He was amazing. Who will forget his support for the retention of the Springbok emblem for rugby, although it was much hated by blacks? And that breath-taking gesture when he walked on to the turf at Ellis Park wearing a Springbok jersey to present Francois Pienaar the trophy for beating the All Blacks in the final of the 1995 Rugby World Cup, with the huge crowd of mainly Afrikaner spectators chanting "Nelson, Nelson …" And who could have believed that we would live to see the day when blacks in Soweto would be celebrating a Springbok victory, as they did in 1995?
Madiba was an amazing gift to us and to the world. He believed fervently that a leader is there for the led, not for self-aggrandisement. He was a prodigal spendthrift as he worked tirelessly to raise funds for schools and clinics in rural areas. While in office, he used some of his salary to set up the Nelson Mandela Children's Fund and later established his foundation for charitable works.
He was renowned the world over as the undisputed icon of forgiveness and reconciliation, and everybody wanted a piece of him. We South Africans basked in his reflected glory. We revelled in feeling good about ourselves. We even owe him for helping us get the bid to host the 2010 Fifa World Cup.
He paid a heavy price for it all. After his 27-year incarceration came the loss of Winnie. Soon after his release, Leah and I invited them for a traditional Xhosa meal at our Soweto home. How he adored his wife! All the while they were with us he followed her every movement like a doting puppy. He was quite devastated by their divorce. Thank God for Graça Machel – what a godsend.
Madiba really cared for people. One day I had lunch with him at his Houghton home. When we finished the meal he walked me to the door and called out: "Driver!" I told him I had driven myself from Soweto. He didn't say anything, but a few days later he phoned me to say: "Mpilo, I was concerned that you were driving yourself and asked a few of my business friends. One of them has offered to send you R5 000 a month to hire a driver!"
He could often be funny. His retort to my criticism of his taste in gaudy shirts was: "It's pretty thick coming from a man who wears a dress in public."
He showed remarkable humility when I criticised him publicly for living with Graça without the benefit of matrimony and setting a bad example. Some heads of state would have excoriated me. Soon afterwards I received an invitation to his wedding.
Our world is a better place for having had a Nelson Mandela, and we in South Africa are that bit better.
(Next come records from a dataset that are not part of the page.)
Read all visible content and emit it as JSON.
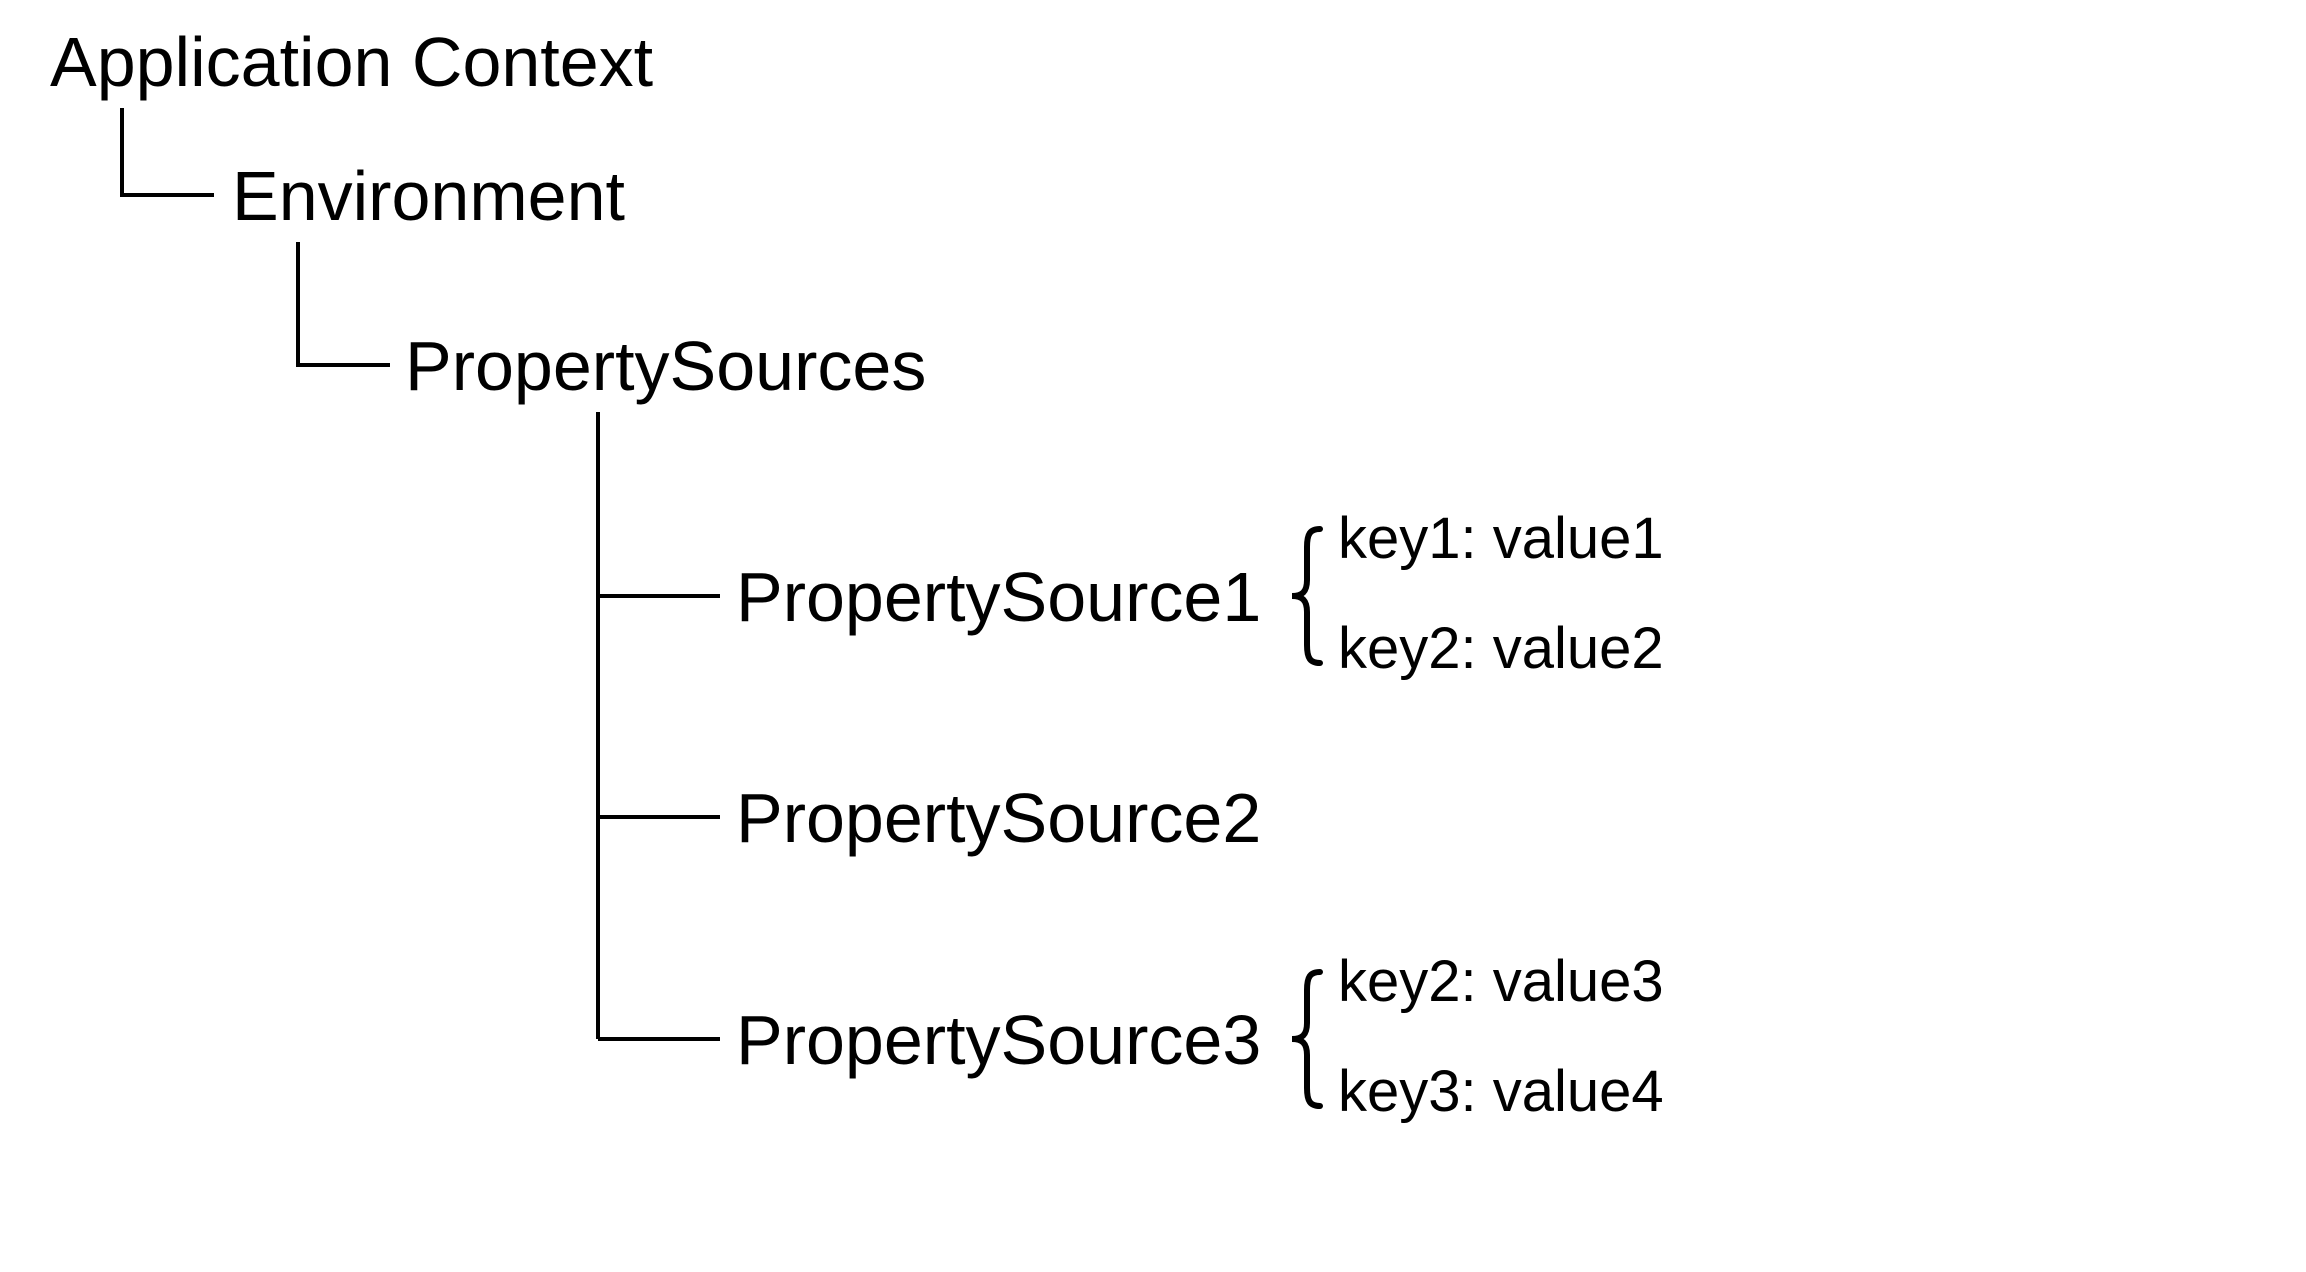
{
  "tree": {
    "root": "Application Context",
    "environment": "Environment",
    "propertySources": "PropertySources",
    "sources": [
      {
        "name": "PropertySource1",
        "entries": [
          "key1: value1",
          "key2: value2"
        ]
      },
      {
        "name": "PropertySource2",
        "entries": []
      },
      {
        "name": "PropertySource3",
        "entries": [
          "key2: value3",
          "key3: value4"
        ]
      }
    ]
  }
}
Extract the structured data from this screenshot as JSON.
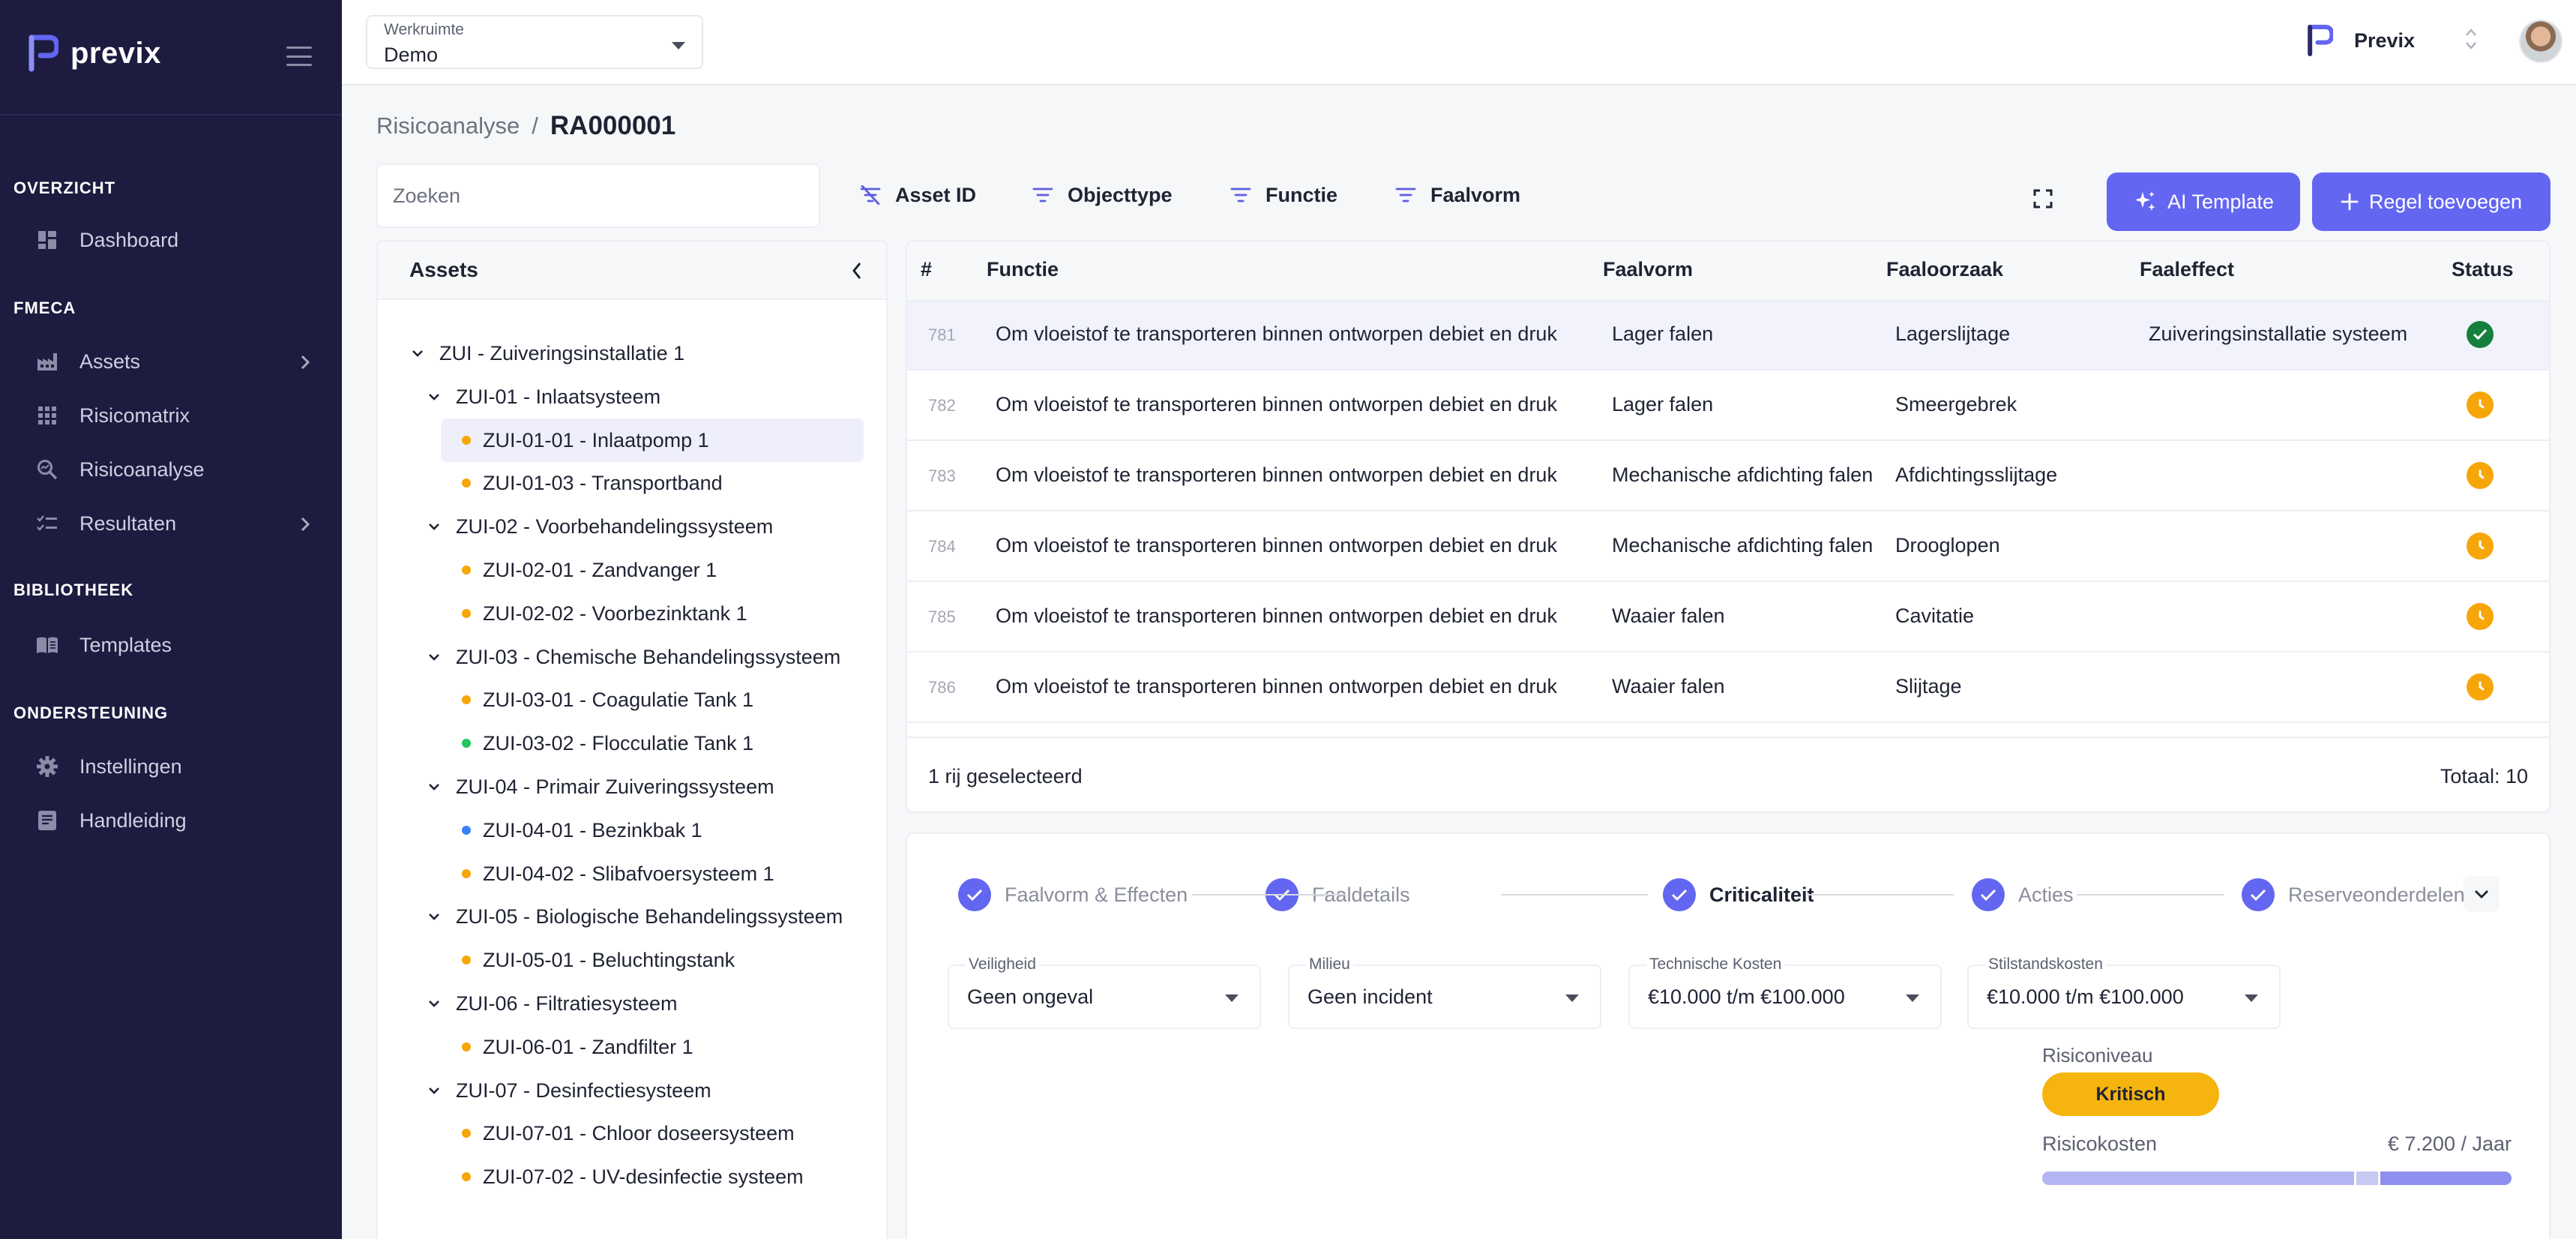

How wonderful if his successors were to emulate him and if we were to value the great gift of freedom he won for us at the price of so much suffering.
We thank God for you, Madiba. May you rest in peace and rise in glory.